It’s all in the mind or does it even matter
At various times we may have heard someone say, ‘positive mental attitude,’ this is what it takes to overcome a difficult situation or adversary. Angela Duckworth investigated wether investigated whether there is a correlation between ability and achievement in students. I would imagine a student who is continually outperformed by other students of greater ability may despair and eventually stop trying. But interestingly, research shows that ‘grit’ is found to be an important factor in achievement. Duckworth set out to discover the secrets of success in various settings and different age groups. Grit (stamina passion and perseverance), she concludes, was the overriding factor that led to achievement. Is this true ? When I look back my experience as school boy, I remember that the highest achiever at the age of 16 the school I was not the one who had the highest IQ at age 11. In my school we streamed from the first week of school following a series IQ tests.
Jo Boaler’s contribution to the discussion talks about the difference between a fixed mindset and a growth mindset. Boaler asserts that a student who believes in a fixed mindset, i.e. students are either intelligent/smart or not, will continue to believe that, and not reach their potential. A ‘growth mindset’ is the belief that intelligence and smartness can be learned. This is is heartening, as this is the kind of question a parent may ask of a teacher, ‘will my Johnny be able to do well in his exams, you should do more to make sure he does.’ A growth mindset puts an emphasis the student to believe hard work will pay dividends. To say, ‘Johnny is not good enough’ would not go down well, but to encourage a work ethos on the student is reasonable, and while not guaranteeing success certainly provides hope.

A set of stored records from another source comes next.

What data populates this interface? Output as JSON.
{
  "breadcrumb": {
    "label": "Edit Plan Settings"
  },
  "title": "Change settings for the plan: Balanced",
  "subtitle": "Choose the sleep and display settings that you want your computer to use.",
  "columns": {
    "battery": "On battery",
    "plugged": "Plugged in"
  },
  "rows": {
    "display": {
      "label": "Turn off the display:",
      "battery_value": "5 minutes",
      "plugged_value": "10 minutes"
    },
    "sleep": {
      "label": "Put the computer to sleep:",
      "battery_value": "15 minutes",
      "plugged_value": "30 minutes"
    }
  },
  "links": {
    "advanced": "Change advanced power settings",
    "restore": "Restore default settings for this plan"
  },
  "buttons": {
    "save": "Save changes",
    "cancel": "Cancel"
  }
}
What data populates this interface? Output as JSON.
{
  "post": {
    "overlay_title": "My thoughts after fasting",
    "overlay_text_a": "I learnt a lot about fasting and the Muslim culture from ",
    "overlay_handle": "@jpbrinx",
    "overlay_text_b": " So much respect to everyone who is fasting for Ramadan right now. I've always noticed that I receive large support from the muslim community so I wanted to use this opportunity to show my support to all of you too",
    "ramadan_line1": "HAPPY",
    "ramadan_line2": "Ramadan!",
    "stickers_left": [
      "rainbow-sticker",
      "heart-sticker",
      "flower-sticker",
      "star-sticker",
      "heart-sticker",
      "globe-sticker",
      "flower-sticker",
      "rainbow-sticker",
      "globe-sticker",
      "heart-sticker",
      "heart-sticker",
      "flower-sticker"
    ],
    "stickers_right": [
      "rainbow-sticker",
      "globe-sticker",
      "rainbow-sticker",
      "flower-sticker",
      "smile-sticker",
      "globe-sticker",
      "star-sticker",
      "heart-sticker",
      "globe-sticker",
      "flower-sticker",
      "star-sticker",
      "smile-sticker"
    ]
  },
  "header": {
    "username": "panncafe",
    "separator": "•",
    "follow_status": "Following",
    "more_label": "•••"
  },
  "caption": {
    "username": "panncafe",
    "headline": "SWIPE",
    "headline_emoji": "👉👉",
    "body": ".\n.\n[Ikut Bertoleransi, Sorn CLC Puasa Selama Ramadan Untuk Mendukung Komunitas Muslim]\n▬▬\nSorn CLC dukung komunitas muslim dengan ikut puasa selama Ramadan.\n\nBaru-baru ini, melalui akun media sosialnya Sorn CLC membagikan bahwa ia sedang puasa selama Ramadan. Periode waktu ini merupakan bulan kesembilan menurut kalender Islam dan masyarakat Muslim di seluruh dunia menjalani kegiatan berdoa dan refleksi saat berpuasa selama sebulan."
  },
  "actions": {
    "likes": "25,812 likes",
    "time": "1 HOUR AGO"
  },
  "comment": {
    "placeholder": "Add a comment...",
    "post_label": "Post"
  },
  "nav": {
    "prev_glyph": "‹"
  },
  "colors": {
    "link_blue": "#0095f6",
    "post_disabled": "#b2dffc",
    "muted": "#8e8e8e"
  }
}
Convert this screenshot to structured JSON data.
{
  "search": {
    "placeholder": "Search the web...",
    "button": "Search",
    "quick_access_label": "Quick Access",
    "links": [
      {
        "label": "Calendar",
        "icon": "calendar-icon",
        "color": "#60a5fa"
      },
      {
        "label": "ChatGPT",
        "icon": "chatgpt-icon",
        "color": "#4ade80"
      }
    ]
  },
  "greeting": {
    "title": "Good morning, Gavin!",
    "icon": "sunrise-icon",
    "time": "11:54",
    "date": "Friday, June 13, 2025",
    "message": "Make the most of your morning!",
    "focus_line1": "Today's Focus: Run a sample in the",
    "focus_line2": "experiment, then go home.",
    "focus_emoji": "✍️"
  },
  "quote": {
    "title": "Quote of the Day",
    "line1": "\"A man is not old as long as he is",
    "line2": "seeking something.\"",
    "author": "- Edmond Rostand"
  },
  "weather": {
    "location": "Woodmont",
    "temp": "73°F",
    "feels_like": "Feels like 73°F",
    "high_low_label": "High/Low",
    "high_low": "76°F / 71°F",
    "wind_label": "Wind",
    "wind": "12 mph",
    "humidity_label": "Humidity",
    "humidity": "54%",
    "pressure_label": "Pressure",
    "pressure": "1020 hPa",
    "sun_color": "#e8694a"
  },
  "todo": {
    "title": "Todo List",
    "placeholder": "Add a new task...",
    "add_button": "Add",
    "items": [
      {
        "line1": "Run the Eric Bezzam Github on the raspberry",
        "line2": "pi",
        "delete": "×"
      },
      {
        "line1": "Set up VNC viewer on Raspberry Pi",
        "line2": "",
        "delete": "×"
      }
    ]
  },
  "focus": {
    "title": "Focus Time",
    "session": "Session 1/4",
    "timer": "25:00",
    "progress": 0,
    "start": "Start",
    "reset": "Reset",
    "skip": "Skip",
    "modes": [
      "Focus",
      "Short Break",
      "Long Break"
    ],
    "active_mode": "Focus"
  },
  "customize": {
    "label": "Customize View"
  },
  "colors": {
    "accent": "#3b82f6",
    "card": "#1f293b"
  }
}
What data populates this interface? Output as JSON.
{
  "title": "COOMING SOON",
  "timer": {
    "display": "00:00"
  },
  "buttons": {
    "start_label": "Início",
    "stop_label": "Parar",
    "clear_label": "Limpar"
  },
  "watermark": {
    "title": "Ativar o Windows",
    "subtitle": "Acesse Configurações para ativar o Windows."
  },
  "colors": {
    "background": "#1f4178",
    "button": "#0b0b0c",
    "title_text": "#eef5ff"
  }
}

Carol Dweck points out the danger of overpraising. A student praised for their ability and not their efforts may be discouraged when they come across a problem that they can’t solve; doubts can creep in as to their ability – the cornerstone of their confidence. Also, it is important that they deserve praise for how hard they work not what they are potentially capable of. To help their growth students need to appreciate when a difficult task is indeed difficult and the approach they should take.
If we are to learn from Duckworth’s research it must be that we encourage students to strive and reach for their goals. If they believe that ability will always triumph over endeavour, then there is little point in ‘tying’ and it is just as well accept that no mater hard you try you will always be second best. A good teacher will not allow this to happen. We have evidence that there is no factor that prevents a student from learning maths in terms of genetics, so the appropriate amount of praise should encourage the average student to improve if not be better than the so called ‘able’ student.
Reflecting on what has been said by these influential academics, I can look back at my past efforts and recognise that I have been less effective as a student than I may have been had I known: intelligence can be learned; do not be afraid of difficult problems; avoid a fixed mindset and accept praise warily. What was not said was, ‘it’s never too late learn.’ However, as teachers we can guide students and in a small way they will be standing on our shoulders as we stand on the shoulders of the like of Jo Boaler and others.